## WORK REQUEST
Look through the entries below, please, and copy every line with the word "file".

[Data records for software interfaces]
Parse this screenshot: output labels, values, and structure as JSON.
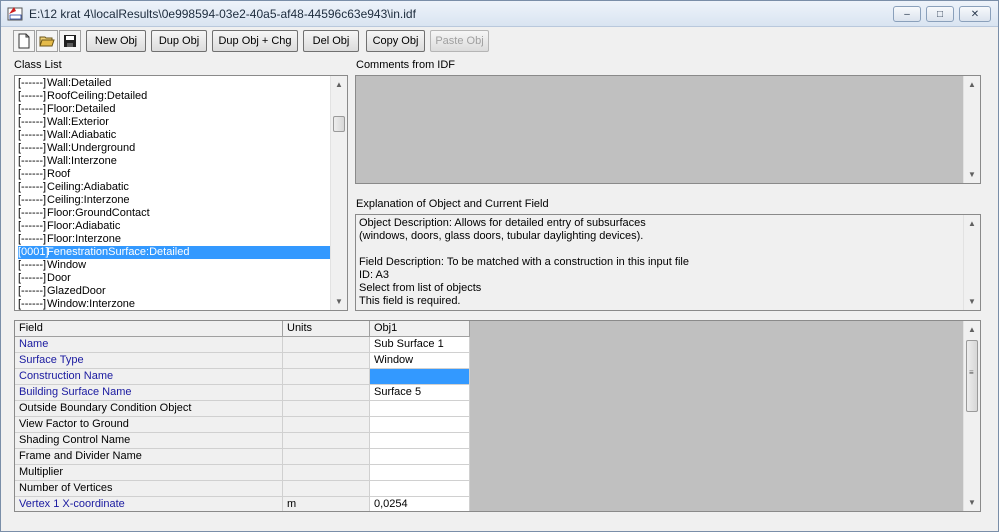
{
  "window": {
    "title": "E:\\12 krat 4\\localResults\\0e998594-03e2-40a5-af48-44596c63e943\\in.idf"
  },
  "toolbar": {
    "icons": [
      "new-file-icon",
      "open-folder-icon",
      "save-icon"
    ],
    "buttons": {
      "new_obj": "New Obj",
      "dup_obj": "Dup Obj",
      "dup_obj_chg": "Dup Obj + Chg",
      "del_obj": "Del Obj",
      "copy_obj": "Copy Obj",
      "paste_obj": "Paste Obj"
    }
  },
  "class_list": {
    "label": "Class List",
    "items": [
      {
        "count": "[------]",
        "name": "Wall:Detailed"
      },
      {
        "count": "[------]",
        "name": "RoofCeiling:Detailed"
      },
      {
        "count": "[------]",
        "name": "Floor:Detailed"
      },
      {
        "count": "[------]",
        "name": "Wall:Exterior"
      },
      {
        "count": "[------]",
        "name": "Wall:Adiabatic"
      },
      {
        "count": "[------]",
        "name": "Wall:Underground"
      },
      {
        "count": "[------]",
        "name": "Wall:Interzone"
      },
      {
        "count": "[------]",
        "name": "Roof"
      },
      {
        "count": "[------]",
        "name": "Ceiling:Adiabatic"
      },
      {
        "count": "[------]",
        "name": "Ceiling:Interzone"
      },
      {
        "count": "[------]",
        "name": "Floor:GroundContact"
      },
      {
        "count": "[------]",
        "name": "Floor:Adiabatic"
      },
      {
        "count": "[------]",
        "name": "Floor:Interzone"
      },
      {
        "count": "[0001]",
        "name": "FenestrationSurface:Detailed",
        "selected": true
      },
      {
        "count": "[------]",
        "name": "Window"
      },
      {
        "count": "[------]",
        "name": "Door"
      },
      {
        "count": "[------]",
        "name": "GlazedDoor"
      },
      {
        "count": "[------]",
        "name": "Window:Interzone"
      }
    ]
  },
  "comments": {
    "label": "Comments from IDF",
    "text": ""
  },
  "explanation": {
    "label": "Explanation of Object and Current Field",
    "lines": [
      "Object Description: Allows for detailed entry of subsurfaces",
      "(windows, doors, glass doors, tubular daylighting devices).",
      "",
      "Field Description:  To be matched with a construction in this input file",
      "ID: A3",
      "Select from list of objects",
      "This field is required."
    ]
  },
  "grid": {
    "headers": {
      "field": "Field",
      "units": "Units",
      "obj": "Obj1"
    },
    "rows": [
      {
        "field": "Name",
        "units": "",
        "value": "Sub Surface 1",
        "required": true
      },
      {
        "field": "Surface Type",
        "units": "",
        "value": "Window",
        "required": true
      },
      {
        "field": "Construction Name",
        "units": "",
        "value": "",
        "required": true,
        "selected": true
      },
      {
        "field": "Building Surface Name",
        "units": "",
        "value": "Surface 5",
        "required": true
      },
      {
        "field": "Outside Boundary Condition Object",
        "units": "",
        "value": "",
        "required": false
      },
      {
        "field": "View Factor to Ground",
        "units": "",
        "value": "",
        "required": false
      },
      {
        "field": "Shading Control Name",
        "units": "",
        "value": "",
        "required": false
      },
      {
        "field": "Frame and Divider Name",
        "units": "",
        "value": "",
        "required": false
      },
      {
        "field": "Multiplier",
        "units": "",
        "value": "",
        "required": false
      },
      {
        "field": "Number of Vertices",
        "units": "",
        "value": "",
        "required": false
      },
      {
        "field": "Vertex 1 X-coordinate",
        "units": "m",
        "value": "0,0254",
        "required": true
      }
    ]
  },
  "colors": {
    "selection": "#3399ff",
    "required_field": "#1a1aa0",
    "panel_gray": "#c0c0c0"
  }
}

## WRITTEN SOLUTION
      "new-file-icon",
      "Field Description:  To be matched with a construction in this input file",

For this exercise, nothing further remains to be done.